General Motors has pulled the wraps off extensively refreshed versions of its full-size pickups, offering new (stronger and more fuel-efficient) engines, improved refinement, more advanced safety technologies, and up-to-date connectivity and infotainment systems – as well as some innovative cargo-bed and utility features.
While the 2014 Chevrolet Silverado 1500 and GMC Sierra 1500 – first shown here at a special event at Michigan Motion Picture Studios in Pontiac, Michigan, aren’t radically different from a styling standpoint, what we see here are two mainstream trucks that have been updated to fit in with the increasingly upright, imposing style of rivals like the Ram 1500 and Ford F-150 – as well as the Chevrolet Silverado and GMC Sierra 2500 and 3500 HD (heavy-duty) models, which were redesigned for 2011.
On the outside, these new trucks stand out for their tall detailed grilles, twin power-dome hoods, and projector-beam headlamps (in some trims), along with flared fenders and more sculpted sheet metal in between. Big 22-inch wheels are indeed available as an accessory. ( Continue… )
Two weeks ago, we noted that drivers of theChevrolet Volt had covered 100 million electric miles.
What we neglected to note at the time was thatNissan Leaf drivers are keeping pace, having covered more than 100 million electric miles as well.
And it's appropriate to note that total today, just one day after the two-year anniversary of the first Nissan Leaf delivery to take place in the U.S.
As of today, in fact, both cars are comfortably over 100 million electric miles.
If you're a couple of years late launching your car, and it gets only tepid reviews, and then its frontal crash safety is rated at just two stars out of five, it might be safe to say your company has a few challenges.
That's the situation for Coda Automotive, which yesterday confirmed that it had laid off about 50 people, or 15 percent of its 330-person staff.
The company's senior vice president of government relations and external affairs, Forrest Beanum, issued a statement saying:
Coda has released approximately 50 employees or 15% of our workforce across all functions to streamline our operations and right-size the Company. The Company is taking this action to better position our business going forward. We remain committed to the continued development and distribution of our products.
The quality and safety of our products is of paramount importance.
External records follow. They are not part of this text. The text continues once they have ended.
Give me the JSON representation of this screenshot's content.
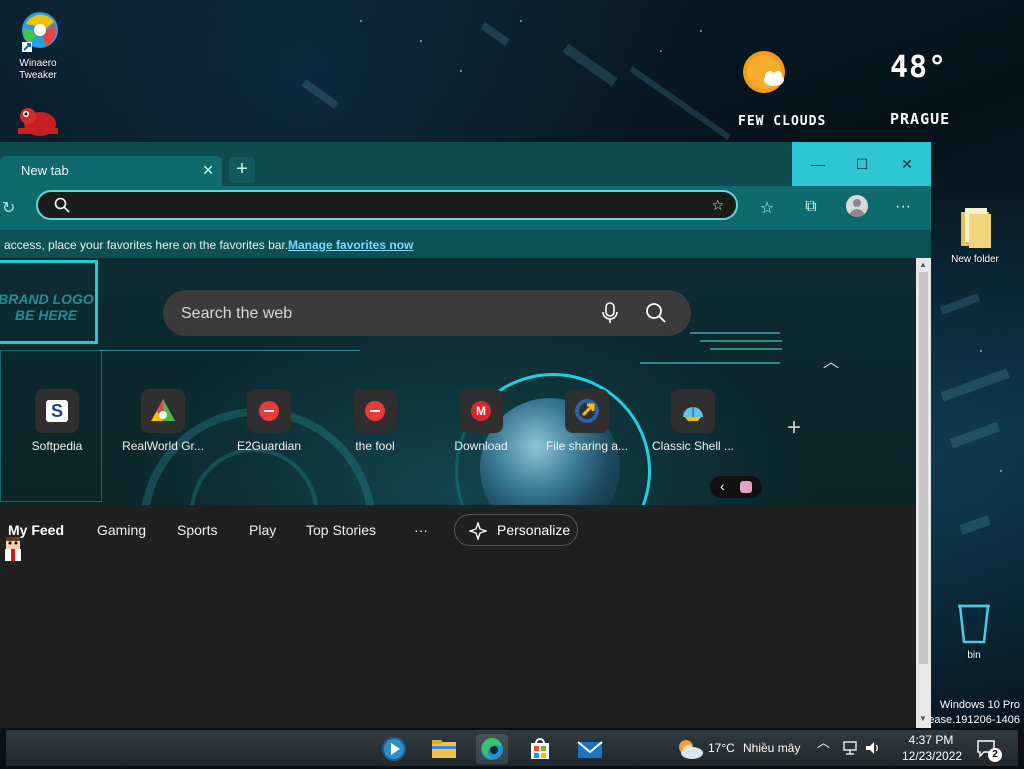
{
  "desktop": {
    "icons": [
      {
        "label": "Winaero Tweaker"
      },
      {
        "label": "New folder"
      },
      {
        "label": "bin"
      }
    ],
    "weather_widget": {
      "condition": "FEW CLOUDS",
      "temperature": "48°",
      "city": "PRAGUE"
    },
    "watermark": {
      "line1": "Windows 10 Pro",
      "line2": "ease.191206-1406"
    }
  },
  "browser": {
    "tab": {
      "title": "New tab"
    },
    "window_buttons": {
      "minimize": "—",
      "maximize": "☐",
      "close": "✕"
    },
    "address_bar": {
      "value": ""
    },
    "favorites_bar": {
      "message": "access, place your favorites here on the favorites bar.",
      "link": "Manage favorites now"
    },
    "brand_logo": "BRAND LOGO BE HERE",
    "search": {
      "placeholder": "Search the web"
    },
    "quick_links": [
      {
        "label": "Softpedia"
      },
      {
        "label": "RealWorld Gr..."
      },
      {
        "label": "E2Guardian"
      },
      {
        "label": "the fool"
      },
      {
        "label": "Download"
      },
      {
        "label": "File sharing a..."
      },
      {
        "label": "Classic Shell ..."
      }
    ],
    "feed_tabs": [
      {
        "label": "My Feed",
        "active": true
      },
      {
        "label": "Gaming"
      },
      {
        "label": "Sports"
      },
      {
        "label": "Play"
      },
      {
        "label": "Top Stories"
      }
    ],
    "more_label": "···",
    "personalize_label": "Personalize"
  },
  "taskbar": {
    "weather": {
      "temp": "17°C",
      "condition": "Nhiều mây"
    },
    "clock": {
      "time": "4:37 PM",
      "date": "12/23/2022"
    },
    "notifications_count": "2"
  }
}
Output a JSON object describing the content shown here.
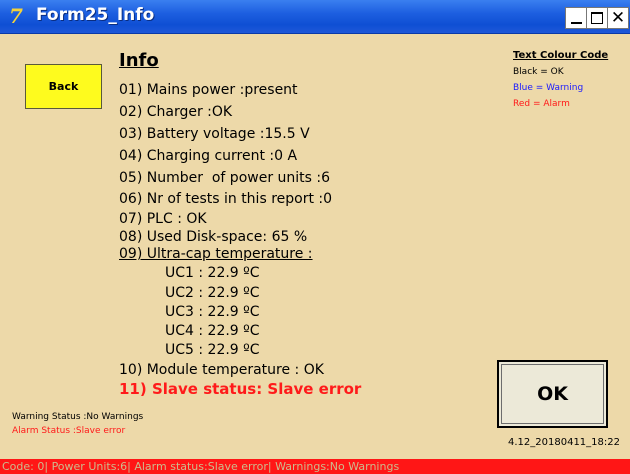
{
  "window": {
    "title": "Form25_Info",
    "app_icon": "7"
  },
  "titlebar_buttons": {
    "close_glyph": "✕"
  },
  "back_button": {
    "label": "Back"
  },
  "info": {
    "heading": "Info",
    "lines": [
      "01) Mains power :present",
      "02) Charger :OK",
      "03) Battery voltage :15.5 V",
      "04) Charging current :0 A",
      "05) Number  of power units :6",
      "06) Nr of tests in this report :0",
      "07) PLC : OK",
      "08) Used Disk-space: 65 %",
      "09) Ultra-cap temperature :"
    ],
    "uc_lines": [
      "UC1 : 22.9 ºC",
      "UC2 : 22.9 ºC",
      "UC3 : 22.9 ºC",
      "UC4 : 22.9 ºC",
      "UC5 : 22.9 ºC"
    ],
    "module_temp": "10) Module temperature : OK",
    "slave_status": "11) Slave status: Slave error"
  },
  "legend": {
    "title": "Text Colour Code",
    "items": [
      {
        "text": "Black = OK",
        "color": "#000000"
      },
      {
        "text": "Blue = Warning",
        "color": "#1a1aff"
      },
      {
        "text": "Red = Alarm",
        "color": "#ff1a1a"
      }
    ]
  },
  "ok_button": {
    "label": "OK"
  },
  "status": {
    "warning": "Warning Status :No Warnings",
    "alarm": "Alarm Status :Slave error"
  },
  "version": "4.12_20180411_18:22",
  "statusbar": {
    "text": "Code: 0| Power Units:6| Alarm status:Slave error| Warnings:No Warnings"
  }
}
Coda vehicles meet all applicable U.S. Federal Motor Vehicle Safety Standards (FMVSS) and achieved an overall 4-star rating in National Highway Transportation Safety Administration (NHTSA) testing. ( Continue… )